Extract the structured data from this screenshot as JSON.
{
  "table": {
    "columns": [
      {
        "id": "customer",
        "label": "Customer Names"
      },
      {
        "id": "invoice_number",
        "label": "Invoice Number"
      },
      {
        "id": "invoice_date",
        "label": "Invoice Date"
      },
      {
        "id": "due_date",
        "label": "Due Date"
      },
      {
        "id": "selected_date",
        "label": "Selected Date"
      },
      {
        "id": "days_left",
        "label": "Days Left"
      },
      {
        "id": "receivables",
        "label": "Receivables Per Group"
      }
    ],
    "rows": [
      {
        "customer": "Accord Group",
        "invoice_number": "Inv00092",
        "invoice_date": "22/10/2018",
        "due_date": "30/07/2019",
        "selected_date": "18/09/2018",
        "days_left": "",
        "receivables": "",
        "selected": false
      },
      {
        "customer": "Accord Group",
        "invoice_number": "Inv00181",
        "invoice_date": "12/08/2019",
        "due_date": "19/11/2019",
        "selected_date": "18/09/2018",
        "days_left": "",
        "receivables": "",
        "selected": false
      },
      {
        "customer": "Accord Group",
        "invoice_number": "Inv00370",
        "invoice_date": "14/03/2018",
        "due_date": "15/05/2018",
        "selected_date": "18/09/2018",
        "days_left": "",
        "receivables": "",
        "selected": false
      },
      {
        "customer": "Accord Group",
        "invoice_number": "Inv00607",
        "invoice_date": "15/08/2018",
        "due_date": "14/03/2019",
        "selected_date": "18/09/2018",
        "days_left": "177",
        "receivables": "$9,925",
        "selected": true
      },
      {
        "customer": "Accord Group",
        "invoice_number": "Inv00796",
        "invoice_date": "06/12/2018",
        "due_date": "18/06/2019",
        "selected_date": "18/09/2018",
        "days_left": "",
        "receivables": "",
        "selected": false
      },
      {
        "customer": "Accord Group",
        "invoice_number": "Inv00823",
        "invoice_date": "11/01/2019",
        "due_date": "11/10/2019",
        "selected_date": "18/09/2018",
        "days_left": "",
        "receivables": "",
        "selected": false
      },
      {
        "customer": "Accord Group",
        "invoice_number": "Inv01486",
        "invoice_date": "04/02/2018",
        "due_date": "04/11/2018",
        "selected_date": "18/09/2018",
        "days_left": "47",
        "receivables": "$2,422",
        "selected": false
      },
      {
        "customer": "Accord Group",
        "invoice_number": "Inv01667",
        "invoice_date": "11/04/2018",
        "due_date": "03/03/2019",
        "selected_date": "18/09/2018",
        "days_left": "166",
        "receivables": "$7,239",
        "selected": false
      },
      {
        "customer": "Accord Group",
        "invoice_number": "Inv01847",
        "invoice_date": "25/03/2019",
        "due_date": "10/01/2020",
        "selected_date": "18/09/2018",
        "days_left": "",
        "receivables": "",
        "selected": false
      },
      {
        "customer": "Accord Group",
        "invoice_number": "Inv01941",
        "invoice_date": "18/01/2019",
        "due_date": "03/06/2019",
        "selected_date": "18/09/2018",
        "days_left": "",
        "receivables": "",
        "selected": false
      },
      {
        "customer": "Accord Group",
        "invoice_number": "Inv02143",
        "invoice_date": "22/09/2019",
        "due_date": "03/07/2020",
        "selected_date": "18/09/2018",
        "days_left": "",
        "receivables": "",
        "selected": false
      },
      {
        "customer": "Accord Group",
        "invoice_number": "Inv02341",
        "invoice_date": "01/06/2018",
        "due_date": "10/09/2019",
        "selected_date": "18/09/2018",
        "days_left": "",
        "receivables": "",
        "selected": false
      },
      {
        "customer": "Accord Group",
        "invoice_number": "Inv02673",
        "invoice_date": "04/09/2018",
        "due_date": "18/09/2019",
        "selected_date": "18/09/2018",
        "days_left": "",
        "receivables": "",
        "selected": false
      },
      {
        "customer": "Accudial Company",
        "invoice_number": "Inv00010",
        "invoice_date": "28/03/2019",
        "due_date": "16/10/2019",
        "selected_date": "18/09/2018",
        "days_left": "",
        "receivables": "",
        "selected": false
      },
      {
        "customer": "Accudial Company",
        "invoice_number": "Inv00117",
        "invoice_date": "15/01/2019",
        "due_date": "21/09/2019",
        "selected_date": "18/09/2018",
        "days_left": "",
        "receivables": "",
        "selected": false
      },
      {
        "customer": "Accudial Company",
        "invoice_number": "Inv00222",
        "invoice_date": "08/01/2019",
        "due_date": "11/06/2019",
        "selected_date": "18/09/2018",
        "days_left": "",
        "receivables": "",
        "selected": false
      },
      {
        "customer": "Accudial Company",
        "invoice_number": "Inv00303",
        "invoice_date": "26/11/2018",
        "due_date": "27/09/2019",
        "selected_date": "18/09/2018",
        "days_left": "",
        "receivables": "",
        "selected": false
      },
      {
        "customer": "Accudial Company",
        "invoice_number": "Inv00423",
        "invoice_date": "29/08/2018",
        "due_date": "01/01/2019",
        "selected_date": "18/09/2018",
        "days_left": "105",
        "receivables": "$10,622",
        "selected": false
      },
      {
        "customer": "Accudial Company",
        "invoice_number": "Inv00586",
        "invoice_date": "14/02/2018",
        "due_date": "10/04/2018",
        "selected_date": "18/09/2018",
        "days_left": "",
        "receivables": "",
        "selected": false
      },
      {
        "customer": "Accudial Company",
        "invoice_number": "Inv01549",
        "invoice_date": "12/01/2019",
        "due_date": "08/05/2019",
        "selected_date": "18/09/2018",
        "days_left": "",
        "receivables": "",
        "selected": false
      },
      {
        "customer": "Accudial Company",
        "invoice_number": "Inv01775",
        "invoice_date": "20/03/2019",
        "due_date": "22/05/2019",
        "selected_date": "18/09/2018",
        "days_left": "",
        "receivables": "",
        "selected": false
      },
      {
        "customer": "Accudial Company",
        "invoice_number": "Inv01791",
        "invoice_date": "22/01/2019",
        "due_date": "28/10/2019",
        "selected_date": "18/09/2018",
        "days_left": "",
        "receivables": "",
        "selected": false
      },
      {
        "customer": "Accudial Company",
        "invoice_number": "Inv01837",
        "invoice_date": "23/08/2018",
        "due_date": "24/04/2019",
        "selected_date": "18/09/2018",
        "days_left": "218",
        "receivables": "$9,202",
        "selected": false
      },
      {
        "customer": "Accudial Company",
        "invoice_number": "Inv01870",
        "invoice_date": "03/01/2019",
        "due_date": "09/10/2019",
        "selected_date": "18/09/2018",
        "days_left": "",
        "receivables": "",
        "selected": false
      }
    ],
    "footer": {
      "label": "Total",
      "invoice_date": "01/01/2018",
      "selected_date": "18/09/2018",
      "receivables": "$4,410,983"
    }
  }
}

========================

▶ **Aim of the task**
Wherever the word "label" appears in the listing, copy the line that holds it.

▶ **Written reply**
        "label": "Customer Names"
        "label": "Invoice Number"
        "label": "Invoice Date"
        "label": "Due Date"
        "label": "Selected Date"
        "label": "Days Left"
        "label": "Receivables Per Group"
      "label": "Total",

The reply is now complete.